Is this the greatest threat to our beloved beaches?

Beach erosion is one of the greatest threats to wildlife, properties and infrastructure along our coastlines. Thanks to a combination of storms, flooding, strong wave action, rising sea levels and human activity our precious beaches are wearing away faster than ever before. So, what exactly are the effects of these weathering forces and how can we prevent them from damaging our coastlines even more? Another question to be answered is what is beach erosion control? And how successful can it be at tackling this threat to some of our most beautiful landscapes?

What causes beach erosion?

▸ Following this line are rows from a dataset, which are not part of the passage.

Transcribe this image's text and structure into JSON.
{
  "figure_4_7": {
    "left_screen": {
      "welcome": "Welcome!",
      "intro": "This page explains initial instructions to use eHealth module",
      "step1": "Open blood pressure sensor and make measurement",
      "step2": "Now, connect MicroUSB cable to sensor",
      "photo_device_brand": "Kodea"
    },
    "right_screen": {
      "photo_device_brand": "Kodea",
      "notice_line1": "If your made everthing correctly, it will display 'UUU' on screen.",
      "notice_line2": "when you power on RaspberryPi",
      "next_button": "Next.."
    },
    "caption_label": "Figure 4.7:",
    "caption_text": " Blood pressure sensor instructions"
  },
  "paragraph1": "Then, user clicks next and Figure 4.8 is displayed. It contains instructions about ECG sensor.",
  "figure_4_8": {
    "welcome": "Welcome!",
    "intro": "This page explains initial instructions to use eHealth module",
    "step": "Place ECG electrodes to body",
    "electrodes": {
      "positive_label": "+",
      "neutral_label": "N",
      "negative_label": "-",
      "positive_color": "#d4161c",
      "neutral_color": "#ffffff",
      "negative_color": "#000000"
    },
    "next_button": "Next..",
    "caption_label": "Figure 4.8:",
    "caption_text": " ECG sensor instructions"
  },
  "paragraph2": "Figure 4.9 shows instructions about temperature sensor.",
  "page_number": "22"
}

Beaches across the globe rely on a constant supply of sand being removed and added to them by the tides and weather to maintain their size and the quality of the landscape. Put simply, beaches begin to erode when the sand being taken away isn’t being completely replaced. This can happen for a number of reasons with storms being the primary factor in many countries. In places where violent storms and winds are less common, beach erosion can also be caused by shrinking shorelines and rising tides. In other areas our beautiful beaches are also being damaged thanks to human interference. Building around coastal areas can limit a beach’s capacity to replenish its sand source, causing it to shrink. Some common human causes of beach erosion include constructing jetties, ports, seawalls and mining in rivers which all decrease the natural flow of the tides and sand to and from the shore. Ferry wakes have also been proven to have increased coastal erosion in some areas.

What is the extent of the damage?

Beach erosion is happening at varying rates across the globe. In the United Kingdom alone recent rates were described as shocking with around 3000km of coastline under threat. Some of the areas deemed at severe risk include beaches in Formby, Dorset, Sussex and Norfolk. The worst damage to UK shorelines in recent years occurred in 2013 and 2014, during which a series of storms are estimated to have caused an amount of erosion damage predicted to take place over a 5 to 10 year period. During that time, around 10 metres of Formby beach disappeared overnight. According to the Environment Agency, the entire UK coastline could retreat by a terrifying 67-175 metres over the next 100 years. Globally, the picture isn’t much brighter with government agencies reporting coasts from China to Florida all having higher than acceptable beach erosion rates.

How can we prevent it?

There are a number of ways beach erosion can be prevented and agencies have already been set up all around the country to help do so. There are also a number of engineering methods that can be used to help protect the landscape. These solutions both repair and reinstate the coast. Some methods include building breakwaters or groynes to protect at risk areas. Others include reconstructing damaged dunes and helping rehabilitate reefs in order to protect and reinforce the delicate systems. In some areas beach nourishment replaces displaced sand with that from other sources. This is commonly used on coastal resorts popular with tourists. Although it has proved successful in the past it isn’t a long-term preventative measure.